Written By: Russ Kelley, M.S. | Eukanuba™ & Royal Canin Pet Health & Nutrition Center

Humans can use topical supplements like moisturizing lotion or hair conditioner for good health, but a dog doesn’t have that luxury. The condition of a dog’s hair and skin comes from proper feeding, and it’s far more important than just making them look good. Healthy hair and skin protect them from the environment.

Skin and Coat Are a Dog’s Largest Organs

They’re also his first line of defense against illness. Hair and skin help protect a dog’s immune systems from allowing infection to be introduced to their bodies. Infection can enter the dog’s system through skin cuts, tears and wounds, which is why the topic is so important.

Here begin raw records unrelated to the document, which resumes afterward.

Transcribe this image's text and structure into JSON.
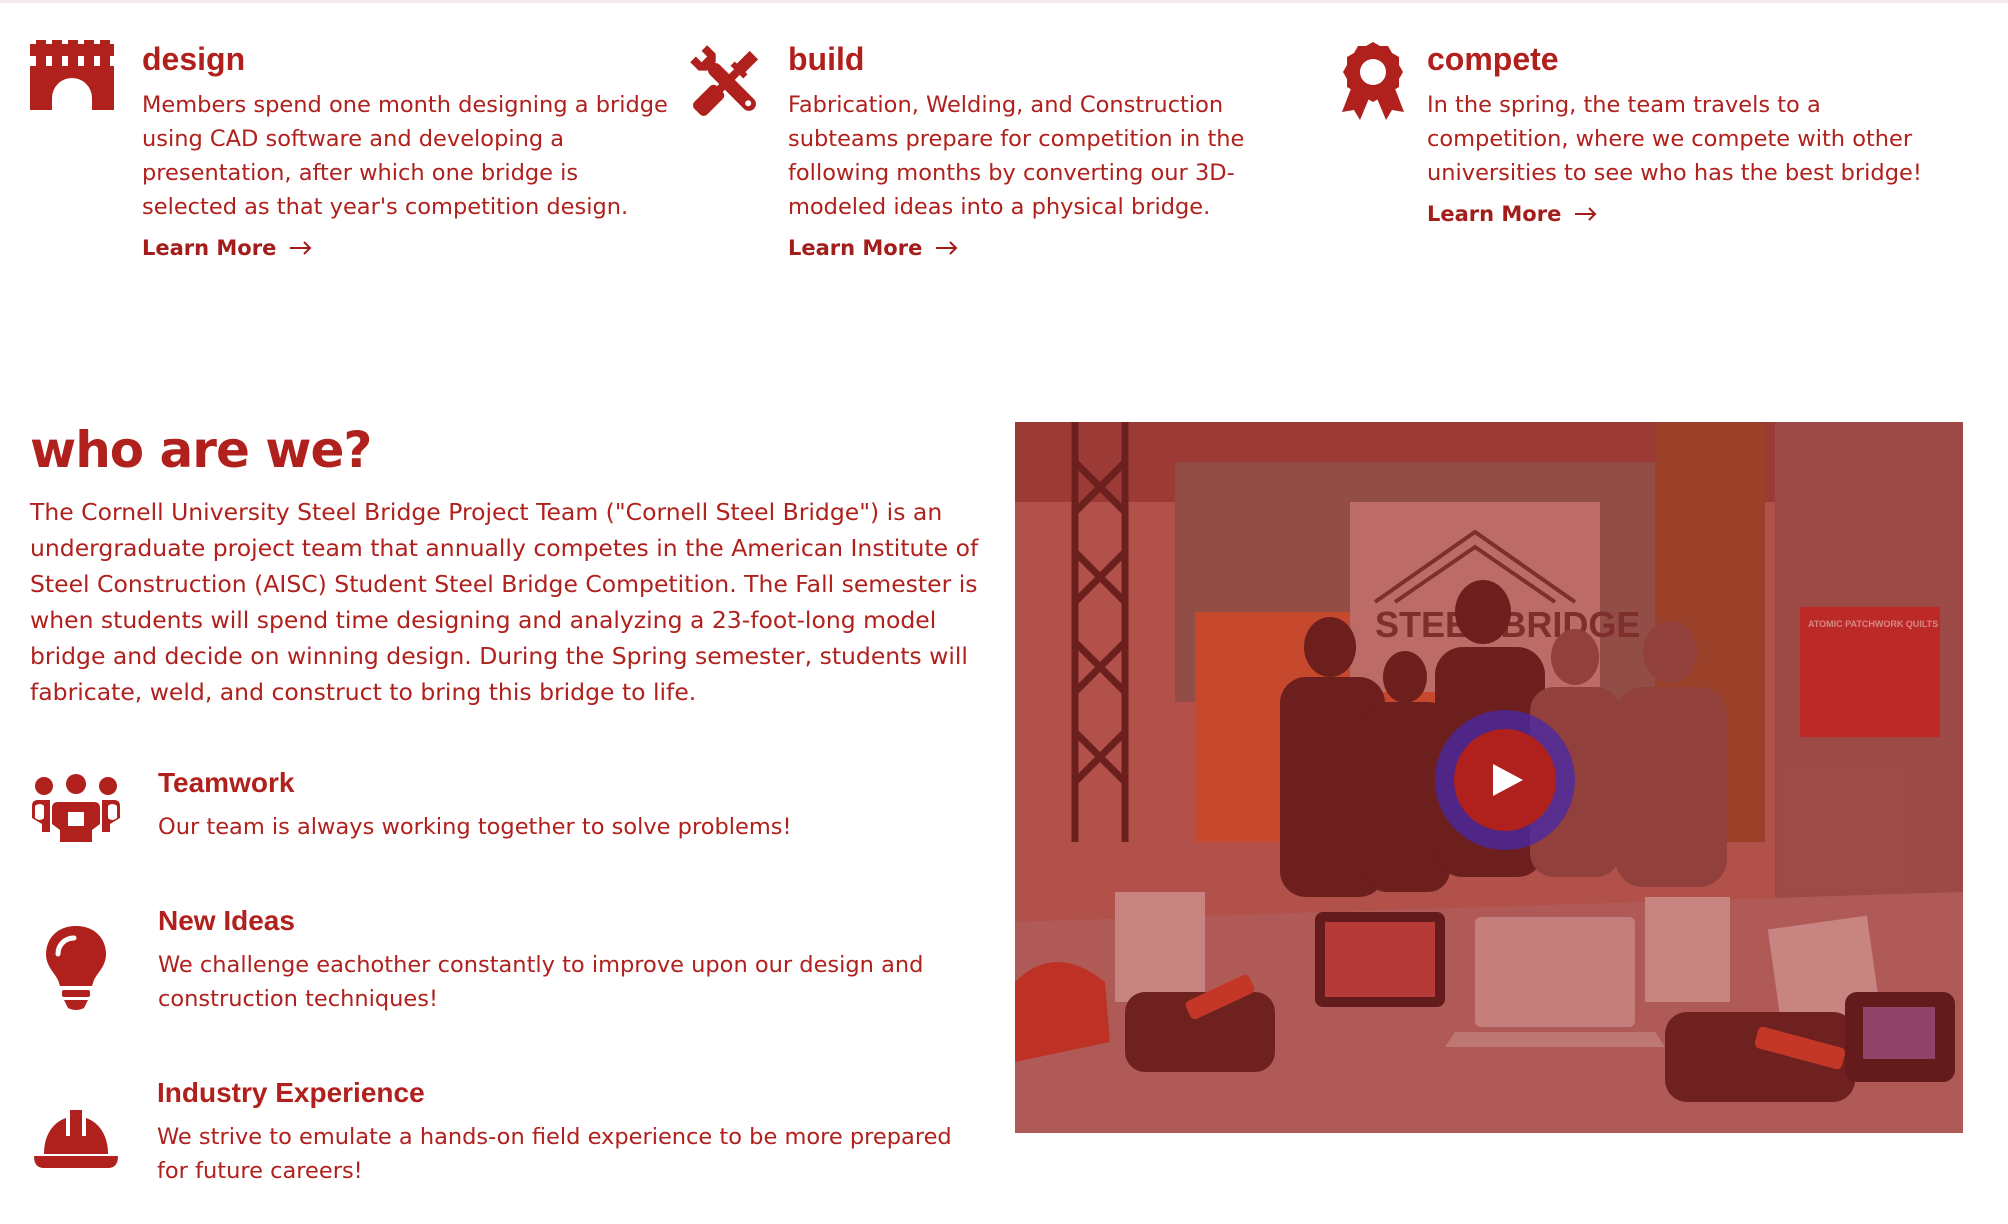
{
  "features": [
    {
      "title": "design",
      "text": "Members spend one month designing a bridge using CAD software and developing a presentation, after which one bridge is selected as that year's competition design.",
      "link": "Learn More",
      "icon": "bridge-icon"
    },
    {
      "title": "build",
      "text": "Fabrication, Welding, and Construction subteams prepare for competition in the following months by converting our 3D-modeled ideas into a physical bridge.",
      "link": "Learn More",
      "icon": "wrench-screwdriver-icon"
    },
    {
      "title": "compete",
      "text": "In the spring, the team travels to a competition, where we compete with other universities to see who has the best bridge!",
      "link": "Learn More",
      "icon": "award-icon"
    }
  ],
  "who": {
    "title": "who are we?",
    "text": "The Cornell University Steel Bridge Project Team (\"Cornell Steel Bridge\") is an undergraduate project team that annually competes in the American Institute of Steel Construction (AISC) Student Steel Bridge Competition. The Fall semester is when students will spend time designing and analyzing a 23-foot-long model bridge and decide on winning design. During the Spring semester, students will fabricate, weld, and construct to bring this bridge to life."
  },
  "values": [
    {
      "title": "Teamwork",
      "text": "Our team is always working together to solve problems!",
      "icon": "team-icon"
    },
    {
      "title": "New Ideas",
      "text": "We challenge eachother constantly to improve upon our design and construction techniques!",
      "icon": "lightbulb-icon"
    },
    {
      "title": "Industry Experience",
      "text": "We strive to emulate a hands-on field experience to be more prepared for future careers!",
      "icon": "hard-hat-icon"
    }
  ],
  "video": {
    "banner_text": "STEEL BRIDGE",
    "poster_title": "ATOMIC PATCHWORK QUILTS",
    "play_icon": "play-icon"
  },
  "colors": {
    "brand": "#b0201c",
    "play_ring": "#4628aa",
    "background": "#ffffff"
  }
}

Skin Can Regenerate Itself

Skin cells are constantly replicated as epithelial cells are lost every day. Some are lost from normal cellular reproduction while others are removed when dogs run through fields and swim in rivers. The replacement of these cells requires a tremendous amount of protein and amino acids, so much so that from a requirement standpoint, the skin uses more protein than any other system including muscles. If you’ve ever noticed the cracked skin on a Lab that comes from repetitive water retrieves or the dry skin on a hard-working pointer then you know what I’m talking about. Those skin ailments come from the wetting and drying process just as they come from exposure to harsh terrain. Proper feeding can help resolve the problem, especially those foods that are rich in fatty acids. Those fatty acids should be balanced with protein as that combination helps keep their skin soft and smooth. Soft, supple skin doesn’t tear easily, and it keeps them protected.

The Importance of Minerals

In addition to protein and fat, minerals are important for maintaining healthy hair. Zinc, selenium and vitamin E contribute to elasticity which reduces the impact of cuts, scratches, scrapes and punctures. Omega-3 fatty acids are what adds the sheen to a dog’s coat and help keep hair from breaking which would expose the dog's skin and potentially increase the risk of cutting. Open wounds invite disease. If your dog has dull hair then there likely is a nutritional gap that should be corrected. To select the right dog food, talk with your veterinarian.

Skin is a Measure of Health

But there is a direct correlation between a dog’s skin and its overall health, too. Epithelial cells found in the skin are also found in the GI tract. If nutrition is creating good, healthy skin then the GI tract is likely to be healthy as well. That’s important for processing food to help refuel all of the animal’s systems ranging from muscular to circulatory and respiratory.

Handlers usually notice a dog’s performance through its athleticism. Muscles, condition, and the ability to perform tasks are usually associated with their cardiovascular and muscular systems. But don’t overlook the skin and hair. If skin is cracked, dry or brittle and the hair is dull, look for a new food. A dog’s skin and coat are nourished from the inside-out. A healthy dog is a happy dog, and those kinds of pups love to work hard for their handlers.